- Task data
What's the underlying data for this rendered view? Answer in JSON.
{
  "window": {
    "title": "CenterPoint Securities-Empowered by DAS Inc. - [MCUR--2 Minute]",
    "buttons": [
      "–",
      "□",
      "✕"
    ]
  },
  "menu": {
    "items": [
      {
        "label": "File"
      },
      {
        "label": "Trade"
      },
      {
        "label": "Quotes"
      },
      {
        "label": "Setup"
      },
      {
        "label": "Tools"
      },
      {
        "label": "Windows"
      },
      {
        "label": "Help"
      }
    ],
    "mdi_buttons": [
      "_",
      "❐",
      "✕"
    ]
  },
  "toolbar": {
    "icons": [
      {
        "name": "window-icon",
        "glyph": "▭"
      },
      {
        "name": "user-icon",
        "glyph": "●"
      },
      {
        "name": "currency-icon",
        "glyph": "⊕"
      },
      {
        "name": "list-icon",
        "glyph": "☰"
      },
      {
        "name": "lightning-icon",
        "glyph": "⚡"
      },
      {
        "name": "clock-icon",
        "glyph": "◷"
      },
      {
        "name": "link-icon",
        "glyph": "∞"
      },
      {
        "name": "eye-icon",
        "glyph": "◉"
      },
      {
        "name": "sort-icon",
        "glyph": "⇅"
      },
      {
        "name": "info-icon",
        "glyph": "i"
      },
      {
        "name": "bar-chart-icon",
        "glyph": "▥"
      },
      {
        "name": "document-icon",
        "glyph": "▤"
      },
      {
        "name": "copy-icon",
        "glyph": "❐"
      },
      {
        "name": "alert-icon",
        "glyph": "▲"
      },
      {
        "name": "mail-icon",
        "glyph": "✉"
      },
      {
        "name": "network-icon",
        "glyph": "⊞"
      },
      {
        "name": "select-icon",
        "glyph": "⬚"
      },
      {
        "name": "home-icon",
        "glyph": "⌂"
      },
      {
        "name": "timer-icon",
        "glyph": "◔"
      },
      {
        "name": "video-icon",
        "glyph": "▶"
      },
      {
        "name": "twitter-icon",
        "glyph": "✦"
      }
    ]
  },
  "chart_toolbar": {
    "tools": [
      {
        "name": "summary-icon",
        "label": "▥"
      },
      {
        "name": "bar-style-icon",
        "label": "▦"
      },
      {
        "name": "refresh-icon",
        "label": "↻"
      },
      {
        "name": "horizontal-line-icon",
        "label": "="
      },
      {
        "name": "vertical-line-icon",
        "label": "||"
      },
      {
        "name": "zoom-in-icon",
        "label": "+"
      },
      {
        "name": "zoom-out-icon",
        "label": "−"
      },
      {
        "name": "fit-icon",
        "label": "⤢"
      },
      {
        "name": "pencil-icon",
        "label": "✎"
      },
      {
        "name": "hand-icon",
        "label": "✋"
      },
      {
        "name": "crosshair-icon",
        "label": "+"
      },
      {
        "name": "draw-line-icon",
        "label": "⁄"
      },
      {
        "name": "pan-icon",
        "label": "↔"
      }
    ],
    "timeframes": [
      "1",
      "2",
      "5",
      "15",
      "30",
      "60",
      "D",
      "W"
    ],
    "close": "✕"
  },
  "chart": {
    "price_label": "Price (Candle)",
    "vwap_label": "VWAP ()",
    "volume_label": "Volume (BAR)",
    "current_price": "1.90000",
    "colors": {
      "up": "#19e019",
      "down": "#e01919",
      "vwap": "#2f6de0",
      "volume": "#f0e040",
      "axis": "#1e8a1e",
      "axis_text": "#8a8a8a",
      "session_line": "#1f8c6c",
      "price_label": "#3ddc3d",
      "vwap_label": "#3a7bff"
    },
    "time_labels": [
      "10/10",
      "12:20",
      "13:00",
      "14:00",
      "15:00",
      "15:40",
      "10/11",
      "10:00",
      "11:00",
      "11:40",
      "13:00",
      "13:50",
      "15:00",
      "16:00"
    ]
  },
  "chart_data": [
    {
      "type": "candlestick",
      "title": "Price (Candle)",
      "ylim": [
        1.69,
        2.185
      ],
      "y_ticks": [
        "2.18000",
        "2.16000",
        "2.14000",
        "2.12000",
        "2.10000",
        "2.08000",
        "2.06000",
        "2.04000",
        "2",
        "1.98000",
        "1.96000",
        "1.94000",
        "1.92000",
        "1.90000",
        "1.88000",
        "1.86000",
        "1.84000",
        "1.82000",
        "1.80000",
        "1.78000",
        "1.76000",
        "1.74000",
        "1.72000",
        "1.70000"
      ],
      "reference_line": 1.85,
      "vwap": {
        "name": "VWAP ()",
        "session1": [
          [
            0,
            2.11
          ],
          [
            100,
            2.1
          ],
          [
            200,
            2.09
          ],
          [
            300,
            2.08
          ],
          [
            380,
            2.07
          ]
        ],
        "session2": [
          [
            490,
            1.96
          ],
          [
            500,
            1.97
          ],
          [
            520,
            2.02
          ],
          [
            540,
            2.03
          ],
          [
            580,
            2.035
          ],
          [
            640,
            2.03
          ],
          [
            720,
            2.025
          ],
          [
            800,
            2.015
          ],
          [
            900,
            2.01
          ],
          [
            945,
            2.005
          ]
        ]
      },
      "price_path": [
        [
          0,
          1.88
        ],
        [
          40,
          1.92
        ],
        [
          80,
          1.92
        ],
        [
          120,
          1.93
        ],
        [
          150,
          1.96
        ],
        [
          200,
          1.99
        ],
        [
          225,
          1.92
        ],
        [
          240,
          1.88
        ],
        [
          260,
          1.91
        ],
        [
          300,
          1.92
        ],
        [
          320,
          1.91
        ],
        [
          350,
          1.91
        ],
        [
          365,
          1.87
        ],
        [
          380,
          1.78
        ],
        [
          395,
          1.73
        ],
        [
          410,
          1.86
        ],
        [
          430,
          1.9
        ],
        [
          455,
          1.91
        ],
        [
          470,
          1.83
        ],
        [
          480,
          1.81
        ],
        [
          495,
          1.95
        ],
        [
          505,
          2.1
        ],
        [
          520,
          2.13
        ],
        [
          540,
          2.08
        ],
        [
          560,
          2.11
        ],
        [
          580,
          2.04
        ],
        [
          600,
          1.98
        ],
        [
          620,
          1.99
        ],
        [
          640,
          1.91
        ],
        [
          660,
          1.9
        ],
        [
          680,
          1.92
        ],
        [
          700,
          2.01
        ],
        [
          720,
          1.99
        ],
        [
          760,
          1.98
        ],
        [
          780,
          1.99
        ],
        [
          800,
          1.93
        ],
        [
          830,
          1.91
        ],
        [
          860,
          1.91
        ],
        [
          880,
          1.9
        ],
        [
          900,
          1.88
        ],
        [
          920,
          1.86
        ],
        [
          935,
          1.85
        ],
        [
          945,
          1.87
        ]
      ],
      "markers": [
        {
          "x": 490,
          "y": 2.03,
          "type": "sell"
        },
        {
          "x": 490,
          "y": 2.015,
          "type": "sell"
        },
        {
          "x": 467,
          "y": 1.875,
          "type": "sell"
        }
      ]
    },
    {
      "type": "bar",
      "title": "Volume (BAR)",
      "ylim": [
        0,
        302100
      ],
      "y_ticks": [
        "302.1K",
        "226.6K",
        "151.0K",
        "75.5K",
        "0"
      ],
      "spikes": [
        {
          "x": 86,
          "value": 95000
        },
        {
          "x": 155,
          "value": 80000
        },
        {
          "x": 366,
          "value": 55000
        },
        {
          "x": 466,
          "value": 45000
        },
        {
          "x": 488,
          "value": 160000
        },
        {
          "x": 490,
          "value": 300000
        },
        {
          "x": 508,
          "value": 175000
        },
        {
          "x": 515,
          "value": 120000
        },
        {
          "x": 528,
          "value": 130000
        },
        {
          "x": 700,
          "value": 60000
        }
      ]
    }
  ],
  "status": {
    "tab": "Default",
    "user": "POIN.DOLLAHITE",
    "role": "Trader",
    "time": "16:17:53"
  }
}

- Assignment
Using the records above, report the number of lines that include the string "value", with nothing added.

- Task response
10